The positive benefits of our fundraising were demonstrated in stark relief last weekend when, as we played and sang all cozy and warm in the ODG, a real-life rescue was taking place at that very moment on the cold, wet mountain behind the hotel. On this occasion, there was a happy ending as the stranded walker – afflicted with hyperthermia – was brought safely down off the fells.
Afterwards the mountain rescue team (all of whom are unpaid volunteers), accompanied by their rescue dogs, came to drink a well-earned pint in the ODG and listen to the music. The rescued walker, still in shock but very much alive thanks to their intervention, came to join us as well. The whole episode was a poignant reminder of the very real motivation behind our festival: a celebration of life at its most joyful, along with selfless compassion for it at its most vulnerable. I don’t think, in the current climate of austerity and blame, that you can get a more salient reminder of the innate goodness of humanity than that.
A consequence of so many years of association with Langdale Festival has been the bittersweet juxtaposition of a large group of friends all growing old together, so that we’ve long-since got to a point where no one is ever shocked by anyone’s behaviour, and we all accept each other without judgment, exactly as we are. There’s something very comforting about having one place in the world where you can be unashamedly yourself, safe in the knowledge that your friends still like you, warts and all.

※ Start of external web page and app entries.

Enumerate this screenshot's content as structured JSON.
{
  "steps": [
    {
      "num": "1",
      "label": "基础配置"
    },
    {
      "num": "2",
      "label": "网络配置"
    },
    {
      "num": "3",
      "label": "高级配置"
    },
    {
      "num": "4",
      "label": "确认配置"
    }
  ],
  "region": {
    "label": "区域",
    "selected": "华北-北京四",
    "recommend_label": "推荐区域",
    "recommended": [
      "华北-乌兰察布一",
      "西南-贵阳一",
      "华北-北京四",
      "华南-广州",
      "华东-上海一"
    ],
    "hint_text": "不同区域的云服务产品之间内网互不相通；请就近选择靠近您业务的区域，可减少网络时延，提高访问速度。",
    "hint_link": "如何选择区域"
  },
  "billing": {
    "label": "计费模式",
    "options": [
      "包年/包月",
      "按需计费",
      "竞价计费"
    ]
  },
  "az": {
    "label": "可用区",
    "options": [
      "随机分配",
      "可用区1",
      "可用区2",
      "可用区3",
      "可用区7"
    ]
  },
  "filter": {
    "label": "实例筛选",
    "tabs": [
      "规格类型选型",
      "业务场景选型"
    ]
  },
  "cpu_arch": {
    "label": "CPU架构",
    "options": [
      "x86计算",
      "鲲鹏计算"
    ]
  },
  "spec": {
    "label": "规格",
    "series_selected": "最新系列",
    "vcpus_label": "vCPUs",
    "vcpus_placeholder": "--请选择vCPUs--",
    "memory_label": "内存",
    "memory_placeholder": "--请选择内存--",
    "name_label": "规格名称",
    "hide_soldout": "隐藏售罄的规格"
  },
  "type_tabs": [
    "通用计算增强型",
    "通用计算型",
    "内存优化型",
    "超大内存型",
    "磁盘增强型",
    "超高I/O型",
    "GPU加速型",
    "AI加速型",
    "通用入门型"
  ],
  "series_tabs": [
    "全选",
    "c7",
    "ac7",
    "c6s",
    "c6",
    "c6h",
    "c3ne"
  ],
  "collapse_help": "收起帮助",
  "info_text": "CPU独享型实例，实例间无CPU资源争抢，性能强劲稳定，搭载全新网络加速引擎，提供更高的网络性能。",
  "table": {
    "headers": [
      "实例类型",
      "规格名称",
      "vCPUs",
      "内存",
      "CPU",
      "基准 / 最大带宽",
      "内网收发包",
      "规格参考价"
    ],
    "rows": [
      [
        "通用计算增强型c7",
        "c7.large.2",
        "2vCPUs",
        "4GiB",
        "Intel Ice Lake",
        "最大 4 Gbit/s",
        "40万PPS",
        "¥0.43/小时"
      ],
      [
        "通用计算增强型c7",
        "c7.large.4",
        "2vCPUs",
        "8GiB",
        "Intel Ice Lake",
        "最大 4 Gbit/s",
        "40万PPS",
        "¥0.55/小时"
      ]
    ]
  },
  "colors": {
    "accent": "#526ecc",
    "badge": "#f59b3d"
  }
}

The very first time I visited Langdale with Janice, was the very first time I fell asleep with my head down the Hikers Bar toilet. It’s a rite of passage in Langdale to get steaming drunk, and be looked after (and have the piss taken out of you) by your friends. Some of us might even (ahem) have done it more than once. It was encouraging to see this fine tradition being passed down to one of the younger performers at the most recent festival, and to see people being just as caring (and gently sarcastic) in the aftermath. For the young person in question, who shall remain nameless, don’t worry. One day that sense of crippling embarrassment will fade, and you will be just as blasé about earning your Langdale hangovers as the rest of us!
It’s not only the fine tradition of drinking and craic that is being passed down through the generations, but the music too, and this is very evident within my own family. Throughout the weekend my son Eoin wowed everyone with his harp and guitar playing, whilst my younger son Rowan, newly obsessed with his own burgeoning musical development, could be found at various times playing mandolin, Irish tenor banjo and guitar. Cue me being a very proud mother indeed, as these are children who have found their own way to music through love of it, and ultra-talented they are too. Meanwhile, my niece Katy and nephew Simon, who have been coming to Langdale since babyhood, were on the bill as a trio with Katy’s fiancé Chris Ainsworth. Katy has the most incredible voice, a true show-stopper, and I am not ashamed to say my heart was full listening to her sing in the Saturday afternoon concert in the ODG lounge.
My heart was full for so many other reasons too. Singing ‘Pleasant and Delightful’ with my sister Christine. Playing endless Irish tunes with one of my favourite fiddlers, Mike Allen. Throwing together a band made up of ‘Bev and Friends’, and upsetting the soundman because I invited so many friends that there were not enough inputs in the P.A. system. Performing my usual reunion gig with Jim and Mike, who I played in a band with in the 1980s. Eclectic music sessions with Mike, Mik, Den, Dougie, Celia, Ross, Jim, Rod and so many more, and watching concerts by such excellent performers as Stanley Accrington, Bill Lloyd, Phil Simpson and Ethan Thomas, all of them giving their time and talent for free.